      “As fermentation proceeds, the dough becomes more acidic. This is due in part to rising levels of carbon dioxide, but there are also more flavorful organic acids like acetic acid (vinegar) and lactic acid being formed from the alcohol in the dough. (This is similar to what happens to a bottle of wine that has been left uncorked for a while: the alcohol combines with oxygen to make vinegar.) The acidity of the dough causes more molecules to break down. The dough becomes a veritable ferment of reactions. Eventually, the amount of alcohol formed starts to inhibit the yeast’s activity.”

      Making yeasted bread products (be it a baguette or Belgian waffles) is finding the right balance between allowing the yeast enough time to do all the things that augment texture and taste and stopping the process before it goes on too long, having a detrimental effect on structure/crumb and flavor. However, it sounds like you already suspected this might be the case! Indeed, in our own bakery, we experience a great deal of difference across seasons in how, for example, our cinnamon bread behaves (a Thursday/Saturday tradition in the shop) – in winter it takes a lot longer to rise, in the summer, it seems like it’s ready to crawl out of the bowl in a matter of minutes! In addition to warmth, bakers’ yeasts love humidity so, when you combine the two, you’ve got the ideal environment for them to do their thing – and they do it much quicker.

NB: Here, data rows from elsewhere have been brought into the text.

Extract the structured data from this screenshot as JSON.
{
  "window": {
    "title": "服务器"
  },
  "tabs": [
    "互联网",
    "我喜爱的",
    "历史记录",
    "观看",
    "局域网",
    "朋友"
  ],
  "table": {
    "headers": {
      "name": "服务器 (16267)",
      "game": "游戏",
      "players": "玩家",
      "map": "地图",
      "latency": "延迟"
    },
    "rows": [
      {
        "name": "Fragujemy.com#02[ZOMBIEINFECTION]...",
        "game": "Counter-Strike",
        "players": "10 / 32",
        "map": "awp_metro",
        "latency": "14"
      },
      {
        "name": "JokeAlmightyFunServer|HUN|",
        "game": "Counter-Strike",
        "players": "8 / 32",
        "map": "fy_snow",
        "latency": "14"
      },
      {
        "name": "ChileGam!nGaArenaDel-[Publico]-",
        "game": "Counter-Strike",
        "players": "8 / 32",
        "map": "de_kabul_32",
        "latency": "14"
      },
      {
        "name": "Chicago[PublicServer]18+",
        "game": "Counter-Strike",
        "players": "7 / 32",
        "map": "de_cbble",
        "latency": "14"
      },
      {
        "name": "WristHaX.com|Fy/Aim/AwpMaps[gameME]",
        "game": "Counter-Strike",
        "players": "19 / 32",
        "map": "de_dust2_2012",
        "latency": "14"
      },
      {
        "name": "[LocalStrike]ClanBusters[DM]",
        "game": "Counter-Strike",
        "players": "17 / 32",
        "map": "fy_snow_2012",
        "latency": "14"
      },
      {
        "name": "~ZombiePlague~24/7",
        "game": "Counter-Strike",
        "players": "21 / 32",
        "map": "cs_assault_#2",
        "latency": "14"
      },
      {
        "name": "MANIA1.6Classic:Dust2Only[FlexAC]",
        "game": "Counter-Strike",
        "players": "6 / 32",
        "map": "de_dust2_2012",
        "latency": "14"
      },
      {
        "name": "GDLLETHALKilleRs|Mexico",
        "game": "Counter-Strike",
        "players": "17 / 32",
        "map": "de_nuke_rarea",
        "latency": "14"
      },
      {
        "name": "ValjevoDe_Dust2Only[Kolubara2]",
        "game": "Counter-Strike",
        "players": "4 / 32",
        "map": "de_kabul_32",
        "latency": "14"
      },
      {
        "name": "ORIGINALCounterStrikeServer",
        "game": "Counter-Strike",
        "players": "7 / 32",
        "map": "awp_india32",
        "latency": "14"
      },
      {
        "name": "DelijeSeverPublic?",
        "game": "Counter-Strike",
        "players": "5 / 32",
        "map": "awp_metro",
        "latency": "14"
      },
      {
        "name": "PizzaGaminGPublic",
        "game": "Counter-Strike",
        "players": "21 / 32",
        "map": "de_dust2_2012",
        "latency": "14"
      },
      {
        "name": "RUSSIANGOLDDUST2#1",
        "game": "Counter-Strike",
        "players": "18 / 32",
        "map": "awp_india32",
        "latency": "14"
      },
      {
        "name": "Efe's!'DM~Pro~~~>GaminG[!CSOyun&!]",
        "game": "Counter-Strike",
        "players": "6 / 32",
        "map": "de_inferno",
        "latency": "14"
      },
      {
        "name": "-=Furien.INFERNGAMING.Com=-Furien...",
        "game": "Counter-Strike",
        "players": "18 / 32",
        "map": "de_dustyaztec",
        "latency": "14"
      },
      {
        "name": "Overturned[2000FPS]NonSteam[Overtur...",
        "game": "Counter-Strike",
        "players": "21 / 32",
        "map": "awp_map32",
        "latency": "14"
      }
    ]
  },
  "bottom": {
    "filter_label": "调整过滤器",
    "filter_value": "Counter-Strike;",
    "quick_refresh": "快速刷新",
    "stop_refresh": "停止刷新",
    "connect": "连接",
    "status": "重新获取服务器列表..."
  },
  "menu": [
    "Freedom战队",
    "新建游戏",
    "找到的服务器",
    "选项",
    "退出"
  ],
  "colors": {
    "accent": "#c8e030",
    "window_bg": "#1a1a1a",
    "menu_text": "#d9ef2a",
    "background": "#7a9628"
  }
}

      In terms of how to avoid overproofing, we suggest that instead of following the time guidelines, to stick with Alyssa’s size guidance – to let the dough rise to roughly double its size. It sounds like, in your case, this may even take an hour or less (it will really vary by weather and may also be affected by the type of yeast you are using – perhaps more concentrated?). One test that we often perform on softer doughs is, when you poke the dough and it no longer bounces back to shape, it’s ready to go – this, however, works less well for stiffer doughs like these waffles. Going by the size of the rise, however, should give you a much better result on your next batch.

      Hopefully this info helps and we hope your next round of waffles tastes better! Happy baking!